-- TRY IT --
Search the data for the word "Angelina" and copy out every line that has it.

Records contained in a dataset:
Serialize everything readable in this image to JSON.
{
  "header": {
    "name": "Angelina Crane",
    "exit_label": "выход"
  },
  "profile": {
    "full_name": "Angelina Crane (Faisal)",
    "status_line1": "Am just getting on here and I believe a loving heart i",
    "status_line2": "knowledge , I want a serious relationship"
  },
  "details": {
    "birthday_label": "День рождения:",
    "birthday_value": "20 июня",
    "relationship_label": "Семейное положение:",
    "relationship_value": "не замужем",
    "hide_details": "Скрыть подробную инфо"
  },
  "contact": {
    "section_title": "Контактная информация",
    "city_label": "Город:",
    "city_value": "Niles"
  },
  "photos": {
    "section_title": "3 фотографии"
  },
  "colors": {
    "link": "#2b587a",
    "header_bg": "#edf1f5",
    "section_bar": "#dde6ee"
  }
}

-- WORKED SOLUTION --
    "name": "Angelina Crane",
    "full_name": "Angelina Crane (Faisal)",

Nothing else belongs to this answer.